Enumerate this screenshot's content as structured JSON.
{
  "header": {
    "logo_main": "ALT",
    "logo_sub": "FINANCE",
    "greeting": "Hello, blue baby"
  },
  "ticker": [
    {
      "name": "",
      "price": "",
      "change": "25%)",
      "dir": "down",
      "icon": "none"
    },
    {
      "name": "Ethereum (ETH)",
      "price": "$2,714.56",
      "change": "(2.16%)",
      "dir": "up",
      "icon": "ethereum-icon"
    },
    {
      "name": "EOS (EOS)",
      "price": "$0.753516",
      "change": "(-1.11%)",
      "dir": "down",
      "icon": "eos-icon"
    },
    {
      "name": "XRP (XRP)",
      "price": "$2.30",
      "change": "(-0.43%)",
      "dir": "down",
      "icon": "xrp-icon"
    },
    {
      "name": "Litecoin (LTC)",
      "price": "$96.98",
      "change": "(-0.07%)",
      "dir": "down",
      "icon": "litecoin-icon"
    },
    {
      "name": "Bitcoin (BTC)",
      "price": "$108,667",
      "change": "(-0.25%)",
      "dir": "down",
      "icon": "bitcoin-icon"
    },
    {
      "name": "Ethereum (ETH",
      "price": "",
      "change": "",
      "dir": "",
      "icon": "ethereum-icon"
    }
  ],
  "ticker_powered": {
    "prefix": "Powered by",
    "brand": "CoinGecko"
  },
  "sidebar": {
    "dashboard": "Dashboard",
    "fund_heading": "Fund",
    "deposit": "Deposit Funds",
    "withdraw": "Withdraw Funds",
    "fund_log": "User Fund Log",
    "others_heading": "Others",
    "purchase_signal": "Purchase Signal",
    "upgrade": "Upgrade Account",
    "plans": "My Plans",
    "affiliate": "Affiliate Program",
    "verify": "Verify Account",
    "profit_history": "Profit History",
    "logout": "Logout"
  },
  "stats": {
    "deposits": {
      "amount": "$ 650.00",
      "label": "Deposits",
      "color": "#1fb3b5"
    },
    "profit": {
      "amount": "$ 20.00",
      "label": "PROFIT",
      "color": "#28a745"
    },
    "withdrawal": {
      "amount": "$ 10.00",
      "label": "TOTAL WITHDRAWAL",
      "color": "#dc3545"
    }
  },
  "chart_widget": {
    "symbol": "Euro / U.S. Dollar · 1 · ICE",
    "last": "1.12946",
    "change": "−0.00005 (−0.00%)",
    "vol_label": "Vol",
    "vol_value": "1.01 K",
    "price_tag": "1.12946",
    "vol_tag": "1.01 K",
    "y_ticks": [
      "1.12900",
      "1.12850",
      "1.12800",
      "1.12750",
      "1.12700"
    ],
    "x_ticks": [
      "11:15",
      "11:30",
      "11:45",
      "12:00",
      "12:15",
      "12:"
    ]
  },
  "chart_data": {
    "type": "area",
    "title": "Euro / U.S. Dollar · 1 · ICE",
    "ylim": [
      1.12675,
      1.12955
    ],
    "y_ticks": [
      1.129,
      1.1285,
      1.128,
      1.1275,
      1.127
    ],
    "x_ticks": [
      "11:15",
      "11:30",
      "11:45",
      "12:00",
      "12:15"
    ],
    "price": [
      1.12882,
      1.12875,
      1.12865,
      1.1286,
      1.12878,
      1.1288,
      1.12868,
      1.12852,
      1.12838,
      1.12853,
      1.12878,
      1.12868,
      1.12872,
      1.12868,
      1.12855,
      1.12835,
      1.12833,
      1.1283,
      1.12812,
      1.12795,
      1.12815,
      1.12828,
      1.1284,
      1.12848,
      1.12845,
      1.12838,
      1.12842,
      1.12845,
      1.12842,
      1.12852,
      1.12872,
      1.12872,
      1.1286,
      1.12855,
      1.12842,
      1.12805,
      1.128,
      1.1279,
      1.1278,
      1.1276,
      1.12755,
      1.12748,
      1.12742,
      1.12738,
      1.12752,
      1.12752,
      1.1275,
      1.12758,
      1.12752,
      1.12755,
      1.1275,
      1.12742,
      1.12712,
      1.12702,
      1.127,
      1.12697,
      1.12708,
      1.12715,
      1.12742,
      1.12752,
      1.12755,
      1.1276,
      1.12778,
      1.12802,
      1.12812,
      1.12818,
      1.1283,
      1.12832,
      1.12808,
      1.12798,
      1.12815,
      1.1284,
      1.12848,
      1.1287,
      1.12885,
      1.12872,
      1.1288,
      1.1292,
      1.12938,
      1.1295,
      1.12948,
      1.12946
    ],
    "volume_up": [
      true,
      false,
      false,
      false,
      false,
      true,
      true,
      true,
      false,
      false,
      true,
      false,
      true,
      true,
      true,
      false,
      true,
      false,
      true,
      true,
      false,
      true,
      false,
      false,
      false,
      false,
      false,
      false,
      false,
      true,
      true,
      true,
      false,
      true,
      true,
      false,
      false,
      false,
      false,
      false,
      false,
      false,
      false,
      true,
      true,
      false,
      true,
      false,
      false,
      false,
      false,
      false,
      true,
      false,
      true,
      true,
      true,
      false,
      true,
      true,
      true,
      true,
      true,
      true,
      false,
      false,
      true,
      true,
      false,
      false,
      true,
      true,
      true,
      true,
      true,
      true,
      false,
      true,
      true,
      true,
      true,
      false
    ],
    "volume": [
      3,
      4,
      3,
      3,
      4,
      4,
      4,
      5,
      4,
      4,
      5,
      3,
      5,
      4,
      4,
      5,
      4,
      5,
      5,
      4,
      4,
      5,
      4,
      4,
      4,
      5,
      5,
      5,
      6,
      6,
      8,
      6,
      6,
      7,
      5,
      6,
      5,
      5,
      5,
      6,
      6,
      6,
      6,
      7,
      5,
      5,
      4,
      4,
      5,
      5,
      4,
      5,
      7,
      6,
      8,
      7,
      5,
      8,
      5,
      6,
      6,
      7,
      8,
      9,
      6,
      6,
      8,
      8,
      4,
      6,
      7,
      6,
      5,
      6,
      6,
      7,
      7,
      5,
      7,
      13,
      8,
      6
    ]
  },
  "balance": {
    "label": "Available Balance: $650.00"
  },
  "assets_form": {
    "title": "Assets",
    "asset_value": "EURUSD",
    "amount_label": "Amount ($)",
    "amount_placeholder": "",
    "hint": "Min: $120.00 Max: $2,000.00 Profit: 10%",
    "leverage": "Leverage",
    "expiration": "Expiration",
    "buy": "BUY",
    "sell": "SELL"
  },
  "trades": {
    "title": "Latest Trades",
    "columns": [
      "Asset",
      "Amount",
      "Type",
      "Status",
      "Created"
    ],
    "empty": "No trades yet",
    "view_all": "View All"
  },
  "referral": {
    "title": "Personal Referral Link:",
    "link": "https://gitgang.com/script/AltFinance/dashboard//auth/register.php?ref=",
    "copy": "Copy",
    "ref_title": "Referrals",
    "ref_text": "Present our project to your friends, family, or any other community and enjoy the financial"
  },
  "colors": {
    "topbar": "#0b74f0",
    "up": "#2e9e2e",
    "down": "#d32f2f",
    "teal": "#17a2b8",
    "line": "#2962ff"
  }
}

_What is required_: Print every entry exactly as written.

_Expected answer_:
Enumerate this screenshot's content as structured JSON.
{
  "header": {
    "logo_main": "ALT",
    "logo_sub": "FINANCE",
    "greeting": "Hello, blue baby"
  },
  "ticker": [
    {
      "name": "",
      "price": "",
      "change": "25%)",
      "dir": "down",
      "icon": "none"
    },
    {
      "name": "Ethereum (ETH)",
      "price": "$2,714.56",
      "change": "(2.16%)",
      "dir": "up",
      "icon": "ethereum-icon"
    },
    {
      "name": "EOS (EOS)",
      "price": "$0.753516",
      "change": "(-1.11%)",
      "dir": "down",
      "icon": "eos-icon"
    },
    {
      "name": "XRP (XRP)",
      "price": "$2.30",
      "change": "(-0.43%)",
      "dir": "down",
      "icon": "xrp-icon"
    },
    {
      "name": "Litecoin (LTC)",
      "price": "$96.98",
      "change": "(-0.07%)",
      "dir": "down",
      "icon": "litecoin-icon"
    },
    {
      "name": "Bitcoin (BTC)",
      "price": "$108,667",
      "change": "(-0.25%)",
      "dir": "down",
      "icon": "bitcoin-icon"
    },
    {
      "name": "Ethereum (ETH",
      "price": "",
      "change": "",
      "dir": "",
      "icon": "ethereum-icon"
    }
  ],
  "ticker_powered": {
    "prefix": "Powered by",
    "brand": "CoinGecko"
  },
  "sidebar": {
    "dashboard": "Dashboard",
    "fund_heading": "Fund",
    "deposit": "Deposit Funds",
    "withdraw": "Withdraw Funds",
    "fund_log": "User Fund Log",
    "others_heading": "Others",
    "purchase_signal": "Purchase Signal",
    "upgrade": "Upgrade Account",
    "plans": "My Plans",
    "affiliate": "Affiliate Program",
    "verify": "Verify Account",
    "profit_history": "Profit History",
    "logout": "Logout"
  },
  "stats": {
    "deposits": {
      "amount": "$ 650.00",
      "label": "Deposits",
      "color": "#1fb3b5"
    },
    "profit": {
      "amount": "$ 20.00",
      "label": "PROFIT",
      "color": "#28a745"
    },
    "withdrawal": {
      "amount": "$ 10.00",
      "label": "TOTAL WITHDRAWAL",
      "color": "#dc3545"
    }
  },
  "chart_widget": {
    "symbol": "Euro / U.S. Dollar · 1 · ICE",
    "last": "1.12946",
    "change": "−0.00005 (−0.00%)",
    "vol_label": "Vol",
    "vol_value": "1.01 K",
    "price_tag": "1.12946",
    "vol_tag": "1.01 K",
    "y_ticks": [
      "1.12900",
      "1.12850",
      "1.12800",
      "1.12750",
      "1.12700"
    ],
    "x_ticks": [
      "11:15",
      "11:30",
      "11:45",
      "12:00",
      "12:15",
      "12:"
    ]
  },
  "chart_data": {
    "type": "area",
    "title": "Euro / U.S. Dollar · 1 · ICE",
    "ylim": [
      1.12675,
      1.12955
    ],
    "y_ticks": [
      1.129,
      1.1285,
      1.128,
      1.1275,
      1.127
    ],
    "x_ticks": [
      "11:15",
      "11:30",
      "11:45",
      "12:00",
      "12:15"
    ],
    "price": [
      1.12882,
      1.12875,
      1.12865,
      1.1286,
      1.12878,
      1.1288,
      1.12868,
      1.12852,
      1.12838,
      1.12853,
      1.12878,
      1.12868,
      1.12872,
      1.12868,
      1.12855,
      1.12835,
      1.12833,
      1.1283,
      1.12812,
      1.12795,
      1.12815,
      1.12828,
      1.1284,
      1.12848,
      1.12845,
      1.12838,
      1.12842,
      1.12845,
      1.12842,
      1.12852,
      1.12872,
      1.12872,
      1.1286,
      1.12855,
      1.12842,
      1.12805,
      1.128,
      1.1279,
      1.1278,
      1.1276,
      1.12755,
      1.12748,
      1.12742,
      1.12738,
      1.12752,
      1.12752,
      1.1275,
      1.12758,
      1.12752,
      1.12755,
      1.1275,
      1.12742,
      1.12712,
      1.12702,
      1.127,
      1.12697,
      1.12708,
      1.12715,
      1.12742,
      1.12752,
      1.12755,
      1.1276,
      1.12778,
      1.12802,
      1.12812,
      1.12818,
      1.1283,
      1.12832,
      1.12808,
      1.12798,
      1.12815,
      1.1284,
      1.12848,
      1.1287,
      1.12885,
      1.12872,
      1.1288,
      1.1292,
      1.12938,
      1.1295,
      1.12948,
      1.12946
    ],
    "volume_up": [
      true,
      false,
      false,
      false,
      false,
      true,
      true,
      true,
      false,
      false,
      true,
      false,
      true,
      true,
      true,
      false,
      true,
      false,
      true,
      true,
      false,
      true,
      false,
      false,
      false,
      false,
      false,
      false,
      false,
      true,
      true,
      true,
      false,
      true,
      true,
      false,
      false,
      false,
      false,
      false,
      false,
      false,
      false,
      true,
      true,
      false,
      true,
      false,
      false,
      false,
      false,
      false,
      true,
      false,
      true,
      true,
      true,
      false,
      true,
      true,
      true,
      true,
      true,
      true,
      false,
      false,
      true,
      true,
      false,
      false,
      true,
      true,
      true,
      true,
      true,
      true,
      false,
      true,
      true,
      true,
      true,
      false
    ],
    "volume": [
      3,
      4,
      3,
      3,
      4,
      4,
      4,
      5,
      4,
      4,
      5,
      3,
      5,
      4,
      4,
      5,
      4,
      5,
      5,
      4,
      4,
      5,
      4,
      4,
      4,
      5,
      5,
      5,
      6,
      6,
      8,
      6,
      6,
      7,
      5,
      6,
      5,
      5,
      5,
      6,
      6,
      6,
      6,
      7,
      5,
      5,
      4,
      4,
      5,
      5,
      4,
      5,
      7,
      6,
      8,
      7,
      5,
      8,
      5,
      6,
      6,
      7,
      8,
      9,
      6,
      6,
      8,
      8,
      4,
      6,
      7,
      6,
      5,
      6,
      6,
      7,
      7,
      5,
      7,
      13,
      8,
      6
    ]
  },
  "balance": {
    "label": "Available Balance: $650.00"
  },
  "assets_form": {
    "title": "Assets",
    "asset_value": "EURUSD",
    "amount_label": "Amount ($)",
    "amount_placeholder": "",
    "hint": "Min: $120.00 Max: $2,000.00 Profit: 10%",
    "leverage": "Leverage",
    "expiration": "Expiration",
    "buy": "BUY",
    "sell": "SELL"
  },
  "trades": {
    "title": "Latest Trades",
    "columns": [
      "Asset",
      "Amount",
      "Type",
      "Status",
      "Created"
    ],
    "empty": "No trades yet",
    "view_all": "View All"
  },
  "referral": {
    "title": "Personal Referral Link:",
    "link": "https://gitgang.com/script/AltFinance/dashboard//auth/register.php?ref=",
    "copy": "Copy",
    "ref_title": "Referrals",
    "ref_text": "Present our project to your friends, family, or any other community and enjoy the financial"
  },
  "colors": {
    "topbar": "#0b74f0",
    "up": "#2e9e2e",
    "down": "#d32f2f",
    "teal": "#17a2b8",
    "line": "#2962ff"
  }
}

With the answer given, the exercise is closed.